### Exercise requirements
An exact copy of all records is expected, minus the images.

### The input
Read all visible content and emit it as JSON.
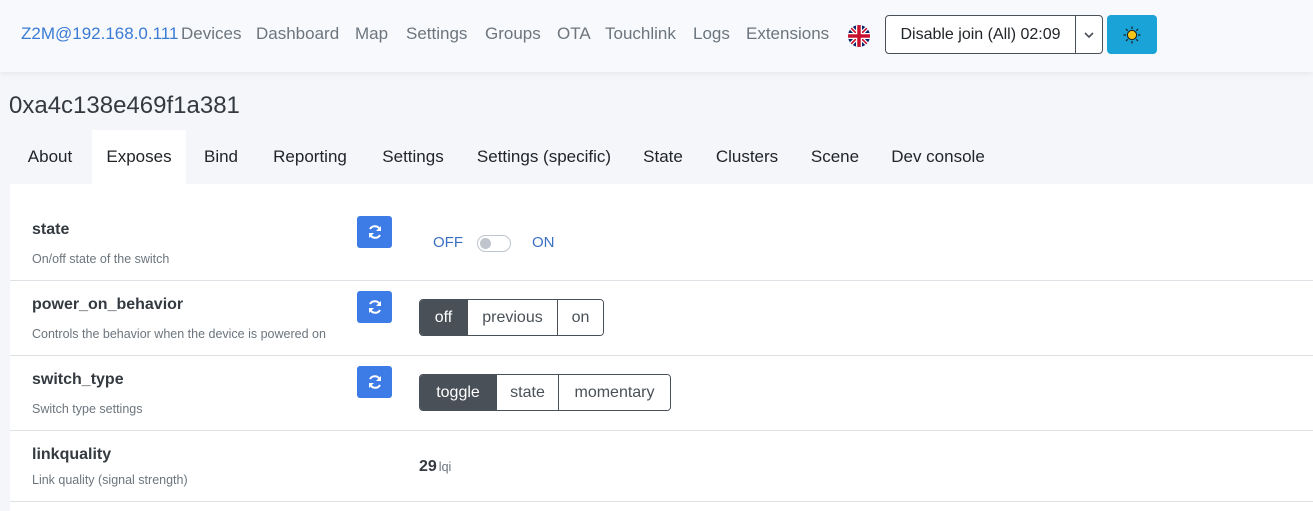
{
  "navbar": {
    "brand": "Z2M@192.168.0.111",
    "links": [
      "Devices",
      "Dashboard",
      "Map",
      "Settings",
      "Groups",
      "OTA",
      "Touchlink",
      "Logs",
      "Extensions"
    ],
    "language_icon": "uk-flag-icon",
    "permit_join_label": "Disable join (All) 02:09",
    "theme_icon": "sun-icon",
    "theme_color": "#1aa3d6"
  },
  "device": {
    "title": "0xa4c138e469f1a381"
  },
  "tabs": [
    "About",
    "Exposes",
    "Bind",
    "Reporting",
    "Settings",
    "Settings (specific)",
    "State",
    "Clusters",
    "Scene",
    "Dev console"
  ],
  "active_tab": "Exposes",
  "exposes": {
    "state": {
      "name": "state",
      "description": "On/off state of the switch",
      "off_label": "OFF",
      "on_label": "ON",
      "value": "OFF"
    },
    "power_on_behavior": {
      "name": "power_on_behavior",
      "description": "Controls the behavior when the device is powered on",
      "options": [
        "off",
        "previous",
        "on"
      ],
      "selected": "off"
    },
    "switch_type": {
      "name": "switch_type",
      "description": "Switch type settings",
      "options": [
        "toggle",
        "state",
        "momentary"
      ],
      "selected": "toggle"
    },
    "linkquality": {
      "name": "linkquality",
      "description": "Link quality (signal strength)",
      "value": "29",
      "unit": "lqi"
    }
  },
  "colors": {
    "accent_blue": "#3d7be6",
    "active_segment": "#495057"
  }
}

### Result
Read all visible content and emit it as JSON.
{
  "navbar": {
    "brand": "Z2M@192.168.0.111",
    "links": [
      "Devices",
      "Dashboard",
      "Map",
      "Settings",
      "Groups",
      "OTA",
      "Touchlink",
      "Logs",
      "Extensions"
    ],
    "language_icon": "uk-flag-icon",
    "permit_join_label": "Disable join (All) 02:09",
    "theme_icon": "sun-icon",
    "theme_color": "#1aa3d6"
  },
  "device": {
    "title": "0xa4c138e469f1a381"
  },
  "tabs": [
    "About",
    "Exposes",
    "Bind",
    "Reporting",
    "Settings",
    "Settings (specific)",
    "State",
    "Clusters",
    "Scene",
    "Dev console"
  ],
  "active_tab": "Exposes",
  "exposes": {
    "state": {
      "name": "state",
      "description": "On/off state of the switch",
      "off_label": "OFF",
      "on_label": "ON",
      "value": "OFF"
    },
    "power_on_behavior": {
      "name": "power_on_behavior",
      "description": "Controls the behavior when the device is powered on",
      "options": [
        "off",
        "previous",
        "on"
      ],
      "selected": "off"
    },
    "switch_type": {
      "name": "switch_type",
      "description": "Switch type settings",
      "options": [
        "toggle",
        "state",
        "momentary"
      ],
      "selected": "toggle"
    },
    "linkquality": {
      "name": "linkquality",
      "description": "Link quality (signal strength)",
      "value": "29",
      "unit": "lqi"
    }
  },
  "colors": {
    "accent_blue": "#3d7be6",
    "active_segment": "#495057"
  }
}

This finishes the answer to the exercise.